Section 0301
Introduction to Digital and Creativity II (Users, Technology, and Design)
Instructor: Evan Golub egolubUMD@gmail.com


When designing, it is crucial to consider the "users" of your creation and the experiences they will have. As you are building something, you will want to assess its usability at several stages. In computing this can be done early, with paper prototypes, and again during the process, using medium-fidelity prototypes, all the way up to when you are ready to move to final production.

In the 0301 section of HDCC106, we will look at how techniques and tools from the field of Human-Computer Interaction, one that spans many disciplines (such as Computer Science, Psychology, Information Studies, Journalism, Sociology, Business, and English) can allow teams whose members bring a wide range of background knowledge to work with each other and with "end users" to design and assess new technologies.

In this course, we will have hands-on exercises and project related to the design and assessment of software that would run on some form of existing technology (desktops, tablets, smartphones, VR headsets). A fair amount of our building and assessing will take place with low-fidelity prototypes, built using arts supplies or tools such as photo editors. However, we will also explore several ways that medium-fidelity prototypes can be built using existing tools, with perhaps a little programming mixed in.

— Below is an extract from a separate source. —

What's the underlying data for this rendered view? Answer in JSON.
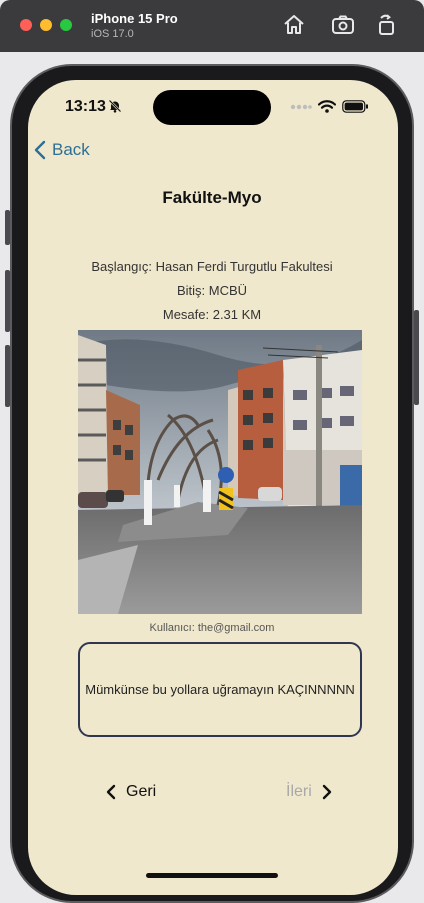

Much of the focus will be on the things that should be done when designing what you want to have programmed/built. As a class, we will look at various prototyping tools and explore some introductory programming concepts, but not with the intent of full-fledged programming from scratch. Paired programming approaches, where we can embrace the diverse nature of the DCC population by having students with previous programming experience paired with students without any, will allow everyone to work on building some small programs with ample support and codiscovery.

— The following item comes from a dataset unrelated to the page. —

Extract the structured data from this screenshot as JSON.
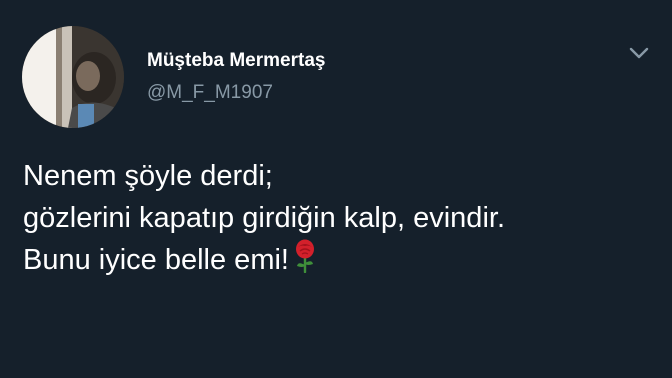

Potential Course Topics
• Defining the field of Human-Computer Interaction and exploring how it grew to include such diverse fields
• HCI -vs- User Interface Software and Technology
• Exploring the history and current issues in HCI through classic/historic readings and TED (or TED-like) talks
• Psychology of Everyday Things
• User, Task, and Joy -centered design
• Idea-ation/Brainstorming/Prototyping
• Team building across disciplines
• Overview of rapid prototyping tools (software and hardware)
• An introduction to how limited elements of computer programming can still be part of early exploration and prototyping.
• Graphical Design
• Evaluating and critiquing (not criticizing) the work of others
• Finding the strengths in both qualitative and quantitative evaluation (social science versus natural science approaches)
• The future direction of HCI and UIST in a more technologically diverse society
• Ethical considerations such as avoiding Shneiderman's "Ten Plagues"
• Creating and giving short presentations about technology